American Truck Simulator has well thought out leveling-up and financial systems that reward the player for being safe and timely. You start out with no money so you're forced to work as a hired gun, driving other people's rigs. But as you earn cash and experience points you can eventually get your own garage and your own truck, thereby ensuring that you are the one taking home all the profit. But that also means you're totally on the hook for maintenance costs, which can add up in a hurry. Experience points go towards adding new types of cargo you can haul, how fuel efficient you are, and the maximum amount of distance you are capable of traveling. If you want to earn the big bucks, you're going to have to make long runs carrying scary stuff like a tanker full of nitrogen or fill your trailer up with dynamite.
The game isn't without flaws though. One thing that I find to be particularly annoying is the AI traffic. As I write this I've discovered only 26 percent of the game's map, and I've already ran across two intersections where the traffic is so bad that you can't make a left hand turn for 15-20 minutes. Making matters worse, one of these spots happens to be the driveway of the first garage you get when you start your own company, so it's a location you will be seeing a lot of. Maneuvering your truck through the environments can also be a pain, which is actually a positive when it's used to increase the challenge of a delivery. Where it becomes unbearable is when you're trying to refuel or get some rest and the game demands you fit your truck into a shoe box just to get some sleep.
American Truck Simulator might get old at some point, but right now I can't get enough of it. There's just so much to see and do, so many unique cargoes that still need to be moved from Bakersfield to Reno. I can't wait to trick out my truck and to expand my garage enough so that I can get a second one and hire a driver to operate it. There's still so much of the map I haven't seen yet, and hopefully the game sells enough copies that the developer expands the map into other states. I'd love to someday deliver a bulldozer from Los Angeles to Boston or a container of car parts from here in Texas back to my home state of Minnesota.

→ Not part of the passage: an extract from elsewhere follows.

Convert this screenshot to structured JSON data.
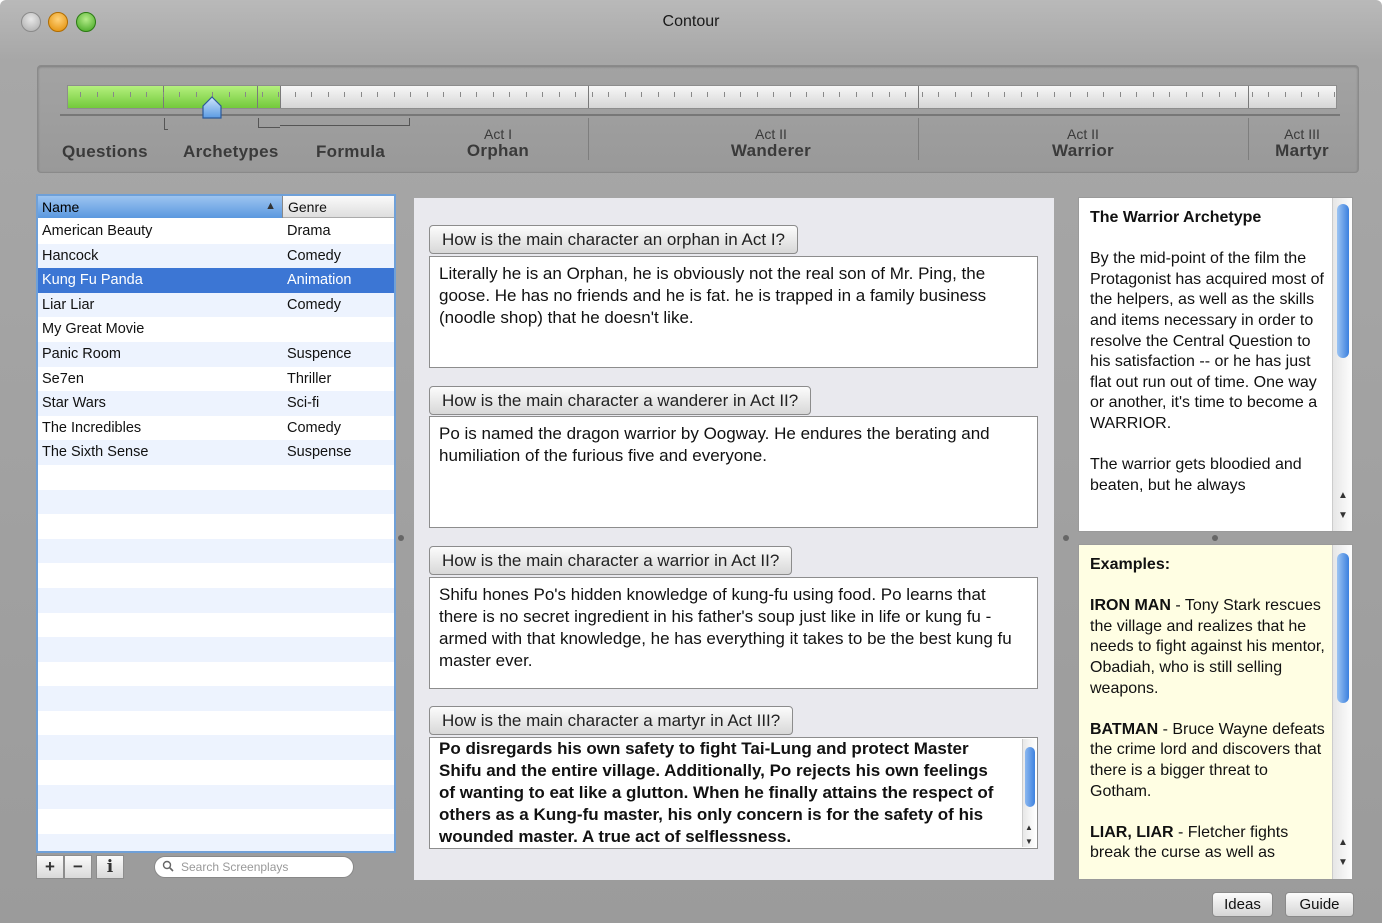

ATS is available on Steam for $19.99 right now, and I definitely feel the game delivers, especially at such a reasonable price.